Remains at Olandaz Sahi, Baleshwar: landing stage at the former warehouse: excavated in 1990-1991 by OIMSEAS (6); channel dug to and from the Burhabalanga river.

After 1991 the rest of Olanda Sahi was torn down, and replaced. Mainly, the study by OIMSEAS concerned the wreck of a small transport boat buried at the landing stage. Maybe the boat was overloaded, as the Dutch were vacating the place, but no one knows for sure. The boat and its contents had rotten away. No other structures and memories of the Dutch remained; except for the name of the ward where some traders, guards and other employees once lived or visited.


VOC founded

The dutch “Verenigde Oost-Indische Compagnie” was founded in Amsterdam.


VOC settles in Pipely


VOC settles main office Orixa in Pipely


Main office shifts to Houghly


The Batavia Council of the VOC increases importance of Bengal trade

Houghly becomes more important, Pipely less important


1 Title in the Leupe Catalogue of the Dutch National Archives: “De aldernieuste paskaerten van de reede Bellesoor en de rivier de Ganges in Bengale” (the latest maps of the roads Balasore and the mouth of the river Ganges in Bengal), in 1721 and 1722.

2 Breet, M., en Barend-van Haeften, Marijke (2003): De Oost-Indië voyagie van Wouter Schouten. Walburg Pers, Zutphen, pp. 325-333 (English translation available).

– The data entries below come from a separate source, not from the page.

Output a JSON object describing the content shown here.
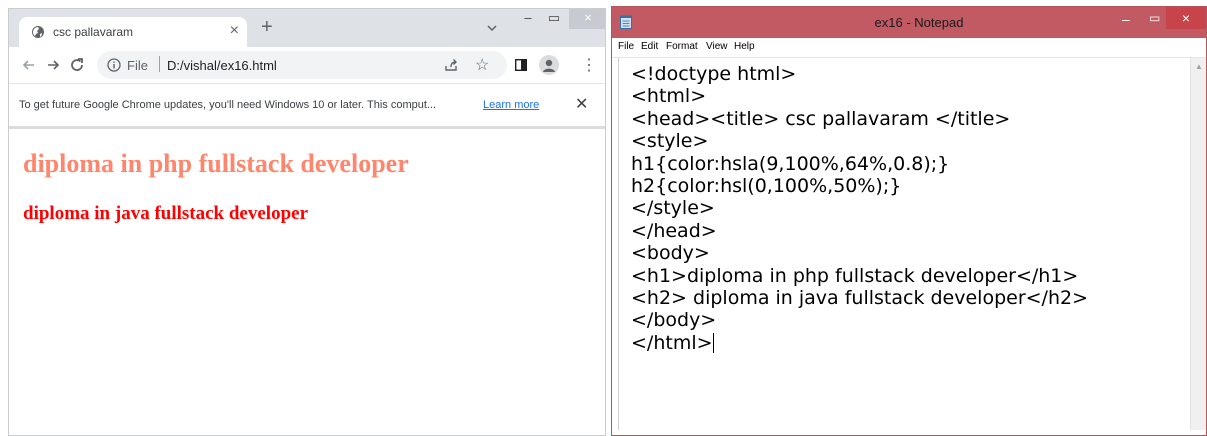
{
  "browser": {
    "tab": {
      "title": "csc pallavaram",
      "close_glyph": "×",
      "favicon": "globe-icon"
    },
    "new_tab_glyph": "+",
    "window_controls": {
      "minimize": "–",
      "maximize": "▭",
      "close": "×"
    },
    "address_bar": {
      "scheme_label": "File",
      "url": "D:/vishal/ex16.html"
    },
    "infobar": {
      "message": "To get future Google Chrome updates, you'll need Windows 10 or later. This comput...",
      "link": "Learn more",
      "close_glyph": "✕"
    },
    "page": {
      "h1": "diploma in php fullstack developer",
      "h2": "diploma in java fullstack developer",
      "h1_color": "#ff6647",
      "h2_color": "#ff0000"
    }
  },
  "notepad": {
    "title": "ex16 - Notepad",
    "titlebar_color": "#c15a62",
    "window_controls": {
      "minimize": "–",
      "maximize": "▭",
      "close": "×"
    },
    "menu": [
      "File",
      "Edit",
      "Format",
      "View",
      "Help"
    ],
    "lines": [
      "<!doctype html>",
      "<html>",
      "<head><title> csc pallavaram </title>",
      "<style>",
      "h1{color:hsla(9,100%,64%,0.8);}",
      "h2{color:hsl(0,100%,50%);}",
      "</style>",
      "</head>",
      "<body>",
      "<h1>diploma in php fullstack developer</h1>",
      "<h2> diploma in java fullstack developer</h2>",
      "</body>",
      "</html>"
    ]
  }
}
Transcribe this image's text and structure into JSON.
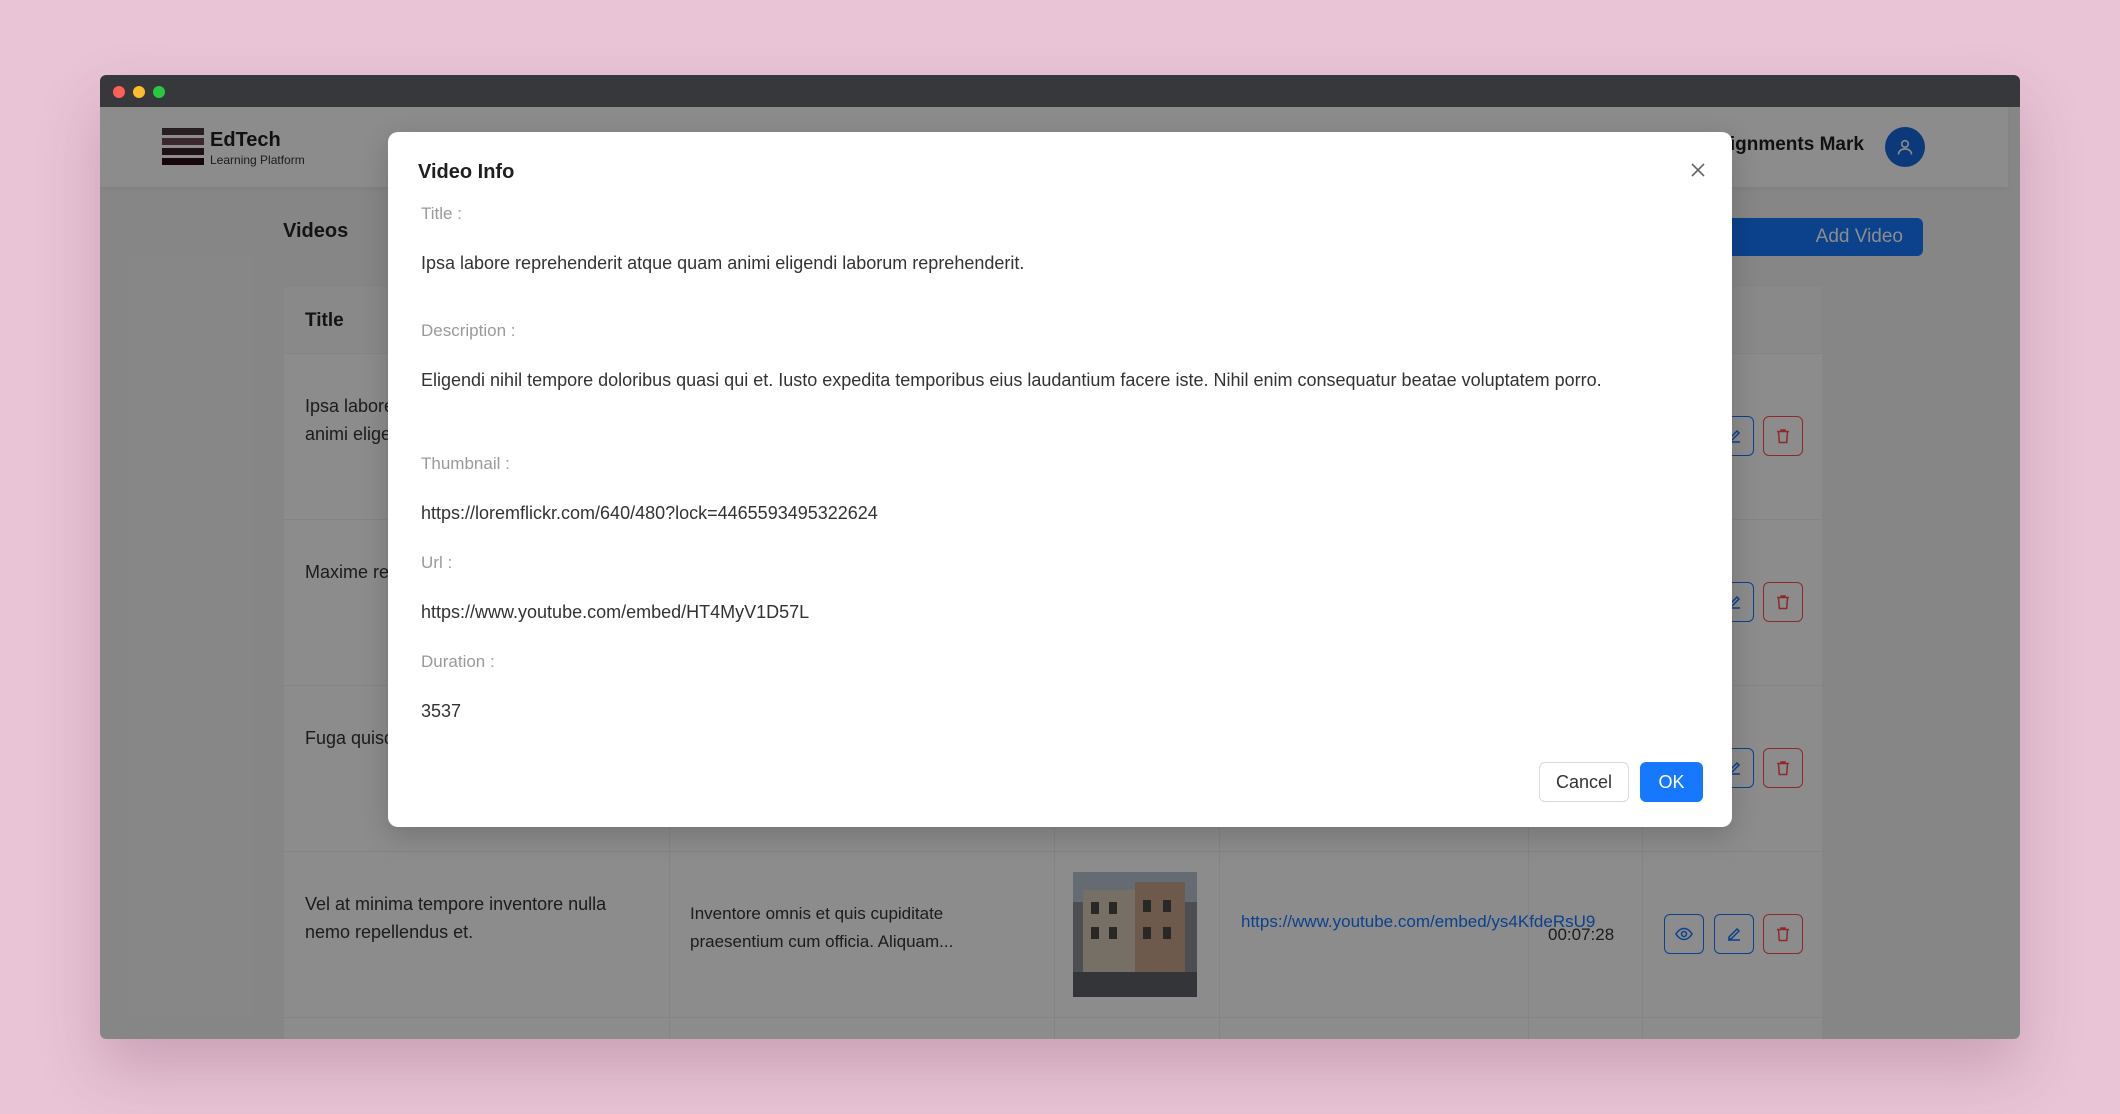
{
  "colors": {
    "primary": "#1677ff",
    "danger": "#ff4d4f",
    "background": "#e8c4d6"
  },
  "navbar": {
    "brand_name": "EdTech",
    "brand_sub": "Learning Platform",
    "nav_link": "Assignments Mark",
    "avatar_icon": "user-icon"
  },
  "page": {
    "title": "Videos",
    "add_button": "Add Video"
  },
  "table": {
    "header_title": "Title",
    "rows": [
      {
        "title": "Ipsa labore reprehenderit atque quam animi eligendi laborum reprehenderit."
      },
      {
        "title": "Maxime rem voluptatibus"
      },
      {
        "title": "Fuga quisquam minima."
      },
      {
        "title": "Vel at minima tempore inventore nulla nemo repellendus et.",
        "description": "Inventore omnis et quis cupiditate praesentium cum officia. Aliquam...",
        "url": "https://www.youtube.com/embed/ys4KfdeRsU9",
        "duration": "00:07:28"
      }
    ],
    "action_icons": [
      "eye-icon",
      "edit-icon",
      "trash-icon"
    ]
  },
  "modal": {
    "title": "Video Info",
    "fields": {
      "title_label": "Title :",
      "title_value": "Ipsa labore reprehenderit atque quam animi eligendi laborum reprehenderit.",
      "description_label": "Description :",
      "description_value": "Eligendi nihil tempore doloribus quasi qui et. Iusto expedita temporibus eius laudantium facere iste. Nihil enim consequatur beatae voluptatem porro.",
      "thumbnail_label": "Thumbnail :",
      "thumbnail_value": "https://loremflickr.com/640/480?lock=4465593495322624",
      "url_label": "Url :",
      "url_value": "https://www.youtube.com/embed/HT4MyV1D57L",
      "duration_label": "Duration :",
      "duration_value": "3537"
    },
    "cancel_label": "Cancel",
    "ok_label": "OK"
  }
}
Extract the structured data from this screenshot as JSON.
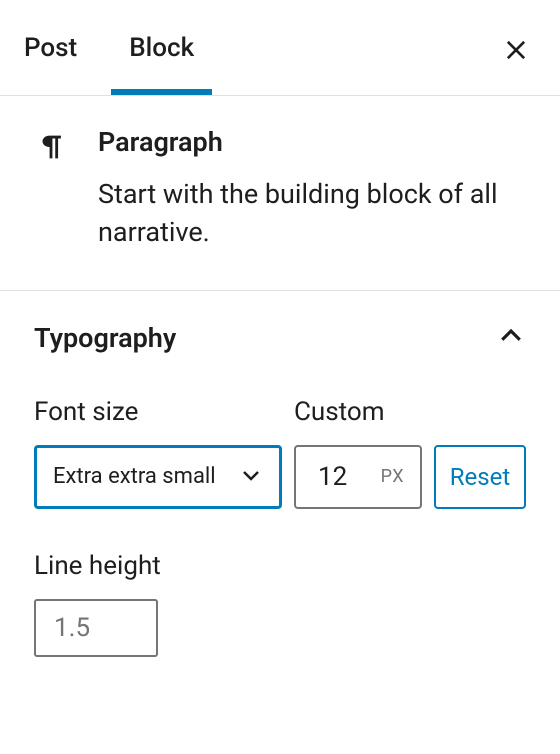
{
  "tabs": {
    "post": "Post",
    "block": "Block"
  },
  "blockHeader": {
    "title": "Paragraph",
    "description": "Start with the building block of all narrative."
  },
  "typography": {
    "panelTitle": "Typography",
    "fontSize": {
      "label": "Font size",
      "selected": "Extra extra small"
    },
    "custom": {
      "label": "Custom",
      "value": "12",
      "unit": "PX"
    },
    "resetLabel": "Reset",
    "lineHeight": {
      "label": "Line height",
      "placeholder": "1.5"
    }
  }
}
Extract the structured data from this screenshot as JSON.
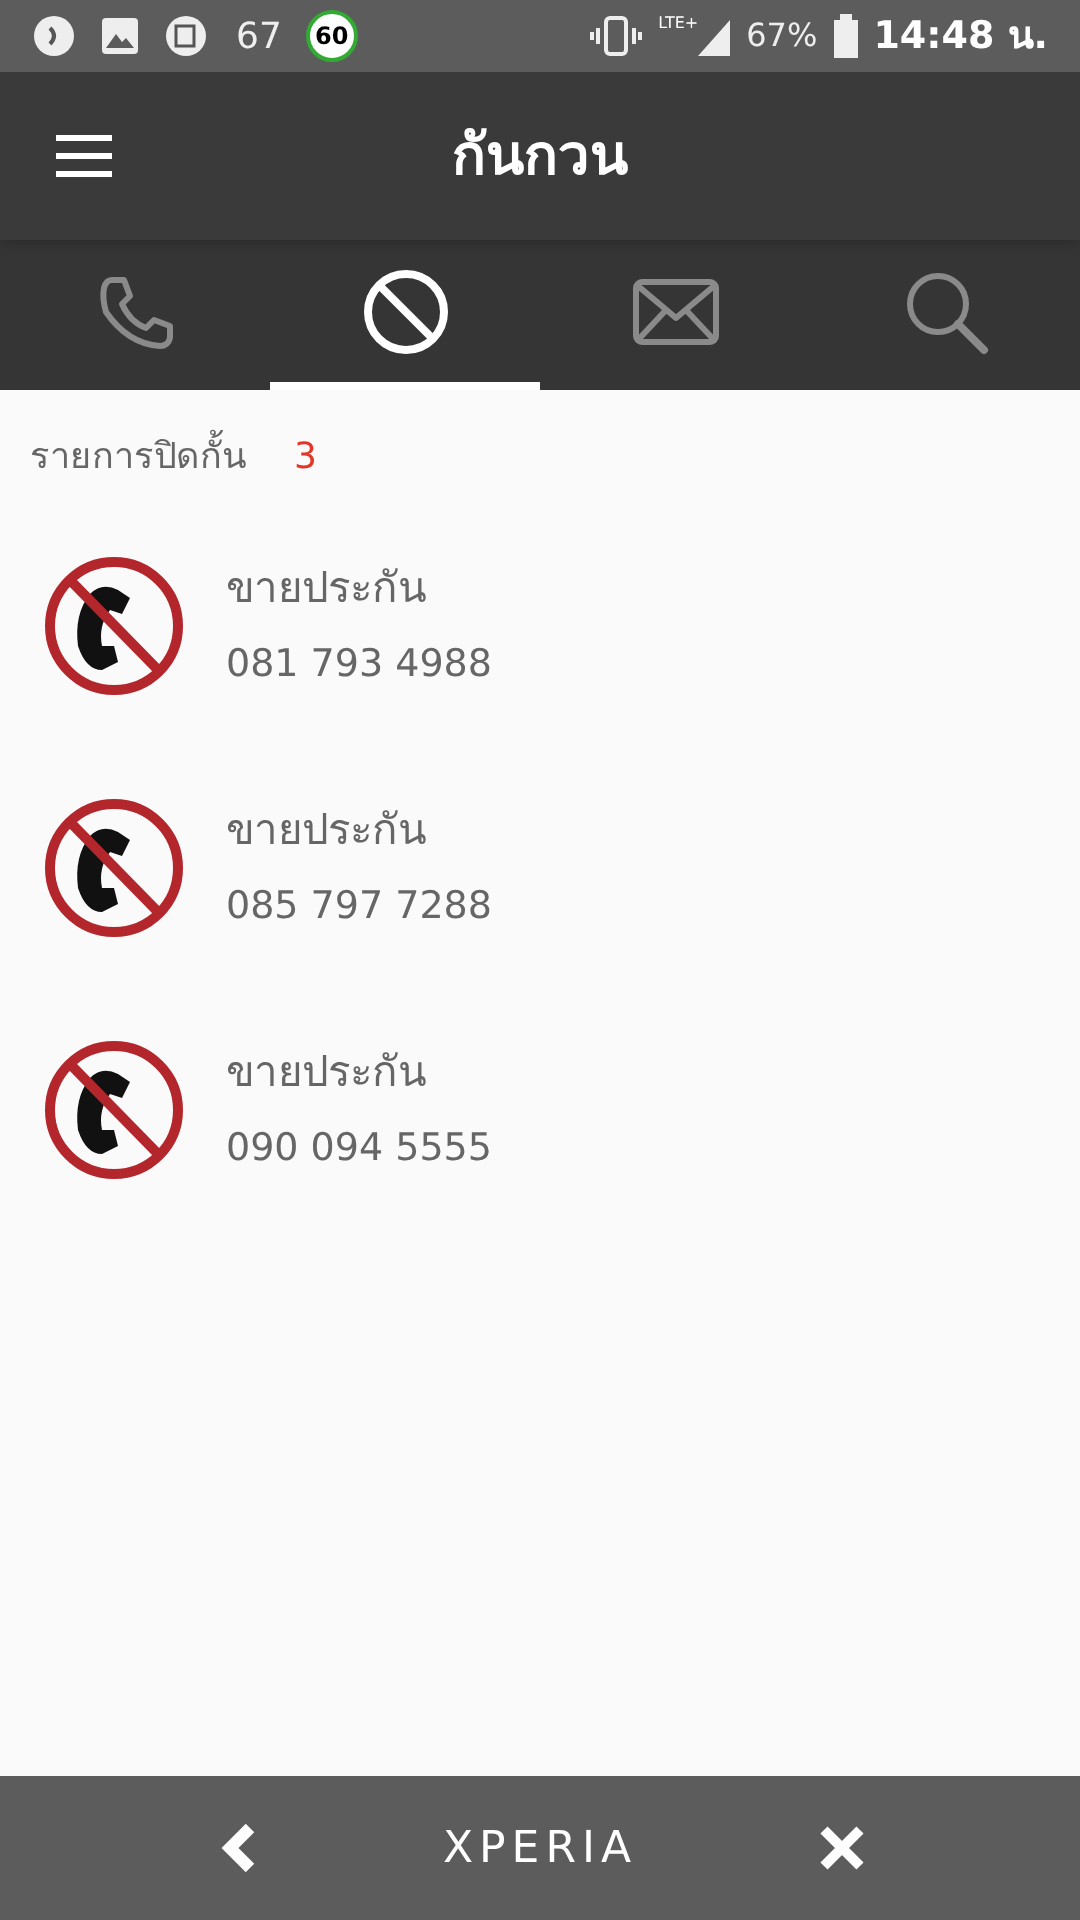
{
  "status_bar": {
    "count": "67",
    "speed_badge": "60",
    "network": "LTE+",
    "battery": "67%",
    "time": "14:48 น."
  },
  "app_bar": {
    "title": "กันกวน"
  },
  "tabs": [
    {
      "kind": "phone",
      "selected": false
    },
    {
      "kind": "block",
      "selected": true
    },
    {
      "kind": "mail",
      "selected": false
    },
    {
      "kind": "search",
      "selected": false
    }
  ],
  "block_list": {
    "label": "รายการปิดกั้น",
    "count": "3"
  },
  "entries": [
    {
      "name": "ขายประกัน",
      "number": "081 793 4988"
    },
    {
      "name": "ขายประกัน",
      "number": "085 797 7288"
    },
    {
      "name": "ขายประกัน",
      "number": "090 094 5555"
    }
  ],
  "nav_bar": {
    "brand": "XPERIA"
  }
}
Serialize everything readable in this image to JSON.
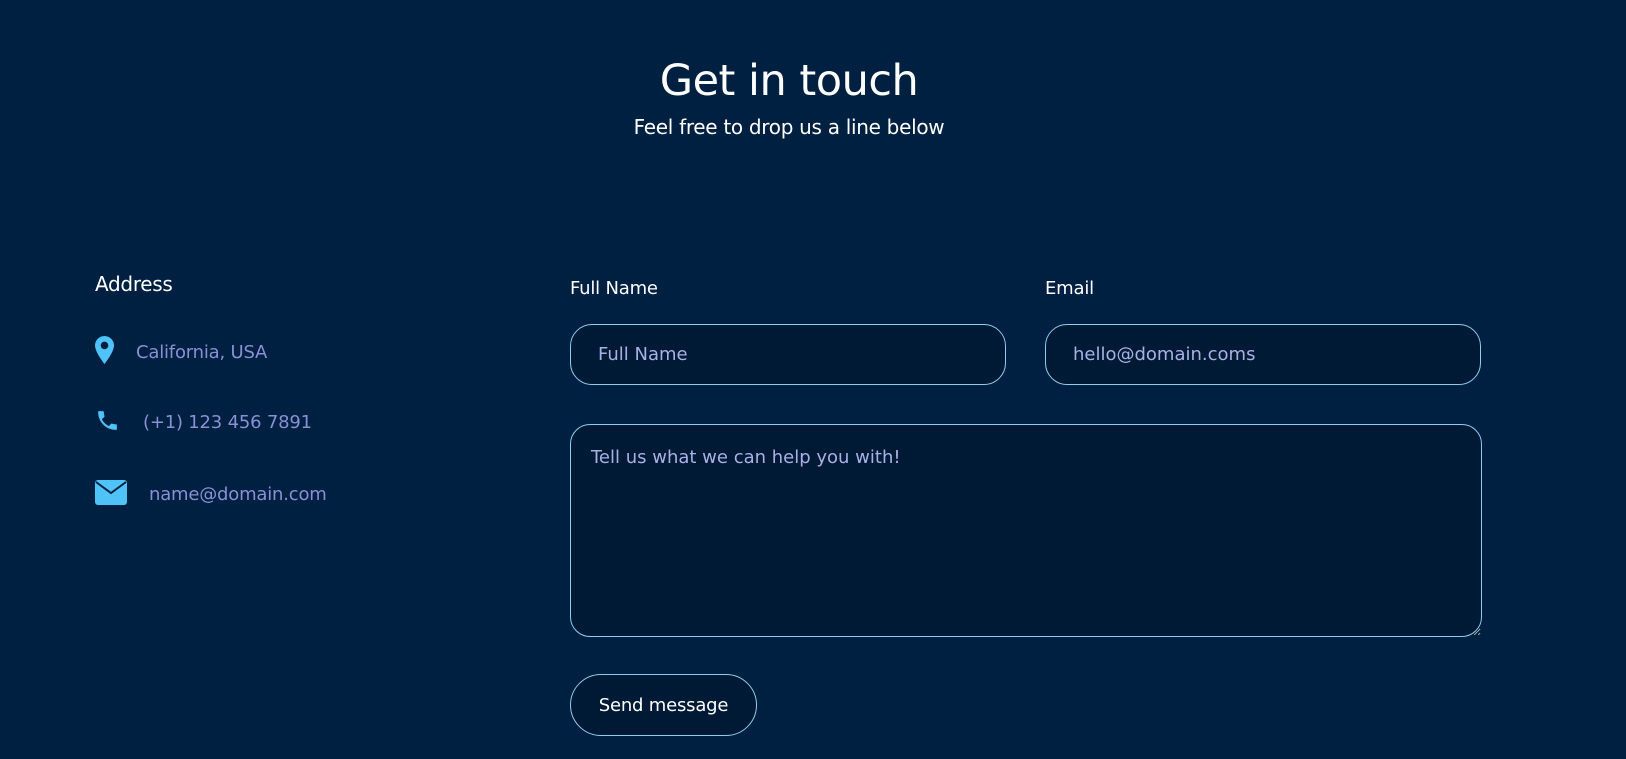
{
  "header": {
    "title": "Get in touch",
    "subtitle": "Feel free to drop us a line below"
  },
  "address": {
    "heading": "Address",
    "location": "California, USA",
    "phone": "(+1) 123 456 7891",
    "email": "name@domain.com",
    "icons": [
      "map-pin-icon",
      "phone-icon",
      "envelope-icon"
    ]
  },
  "form": {
    "full_name_label": "Full Name",
    "full_name_placeholder": "Full Name",
    "email_label": "Email",
    "email_placeholder": "hello@domain.coms",
    "message_placeholder": "Tell us what we can help you with!",
    "send_label": "Send message"
  },
  "colors": {
    "background": "#002041",
    "accent_icon": "#4fc3f7",
    "address_text": "#8a8fd6",
    "border": "#8ecdf0"
  }
}
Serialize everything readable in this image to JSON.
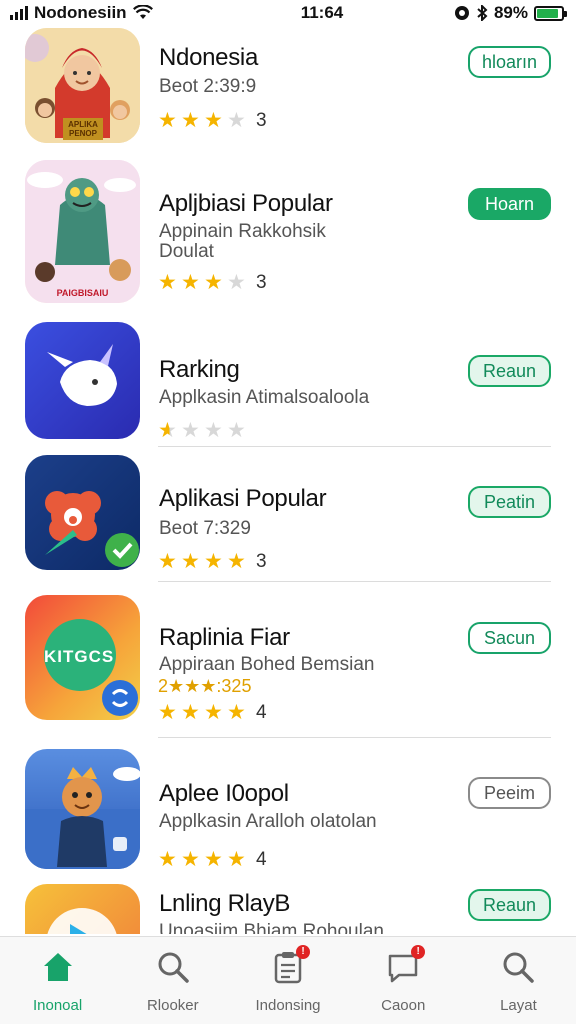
{
  "status_bar": {
    "carrier": "Nodonesiin",
    "time": "11:64",
    "battery": "89%"
  },
  "apps": [
    {
      "title": "Ndonesia",
      "subtitle": "Beot 2:39:9",
      "rating": "3",
      "stars_filled": 3,
      "action_label": "hloarın",
      "icon_text": "APLIKA\nPENOP"
    },
    {
      "title": "Apljbiasi Popular",
      "subtitle": "Appinain Rakkohsik\nDoulat",
      "rating": "3",
      "stars_filled": 3,
      "action_label": "Hoarn",
      "icon_text": "PAIGBISAIU"
    },
    {
      "title": "Rarking",
      "subtitle": "Applkasin Atimalsoaloola",
      "rating": "",
      "stars_filled": 0.5,
      "action_label": "Reaun",
      "icon_text": ""
    },
    {
      "title": "Aplikasi Popular",
      "subtitle": "Beot 7:329",
      "rating": "3",
      "stars_filled": 4,
      "action_label": "Peatin",
      "icon_text": ""
    },
    {
      "title": "Raplinia Fiar",
      "subtitle": "Appiraan Bohed Bemsian",
      "sub_rating": "2★★★:325",
      "rating": "4",
      "stars_filled": 4,
      "action_label": "Sacun",
      "icon_text": "KITGCS"
    },
    {
      "title": "Aplee I0opol",
      "subtitle": "Applkasin Aralloh olatolan",
      "rating": "4",
      "stars_filled": 4,
      "action_label": "Peeim",
      "icon_text": ""
    },
    {
      "title": "Lnling RlayB",
      "subtitle": "Unoasiim Bhiam Rohoulan",
      "rating": "",
      "stars_filled": 0,
      "action_label": "Reaun",
      "icon_text": ""
    }
  ],
  "tabs": [
    {
      "label": "Inonoal",
      "icon": "home-icon",
      "active": true,
      "badge": false
    },
    {
      "label": "Rlooker",
      "icon": "search-icon",
      "active": false,
      "badge": false
    },
    {
      "label": "Indonsing",
      "icon": "clipboard-icon",
      "active": false,
      "badge": true
    },
    {
      "label": "Caoon",
      "icon": "message-icon",
      "active": false,
      "badge": true
    },
    {
      "label": "Layat",
      "icon": "search-icon",
      "active": false,
      "badge": false
    }
  ],
  "colors": {
    "accent": "#1aa866",
    "star": "#f5b400"
  }
}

3 Prakash, Om (1985): The Dutch East India Company and the economy of Bengal, 1630-1720. Princeton University Press, pp. 37-38

4 – ibid.-, pp. 39-40

5 Das Mohapatra, Lalatendu (2010). Commerce in Orissa 1600-1800. Prafulla: Kolkata.

6 Patel, C.B.: Olandaz Sahi excavation. In: Sunil Kumar Patnaik (ed. 2014): Buddhism and maritime heritage of South-East Asia. Delhi: Pratibha Prakashan, pp. 176-177.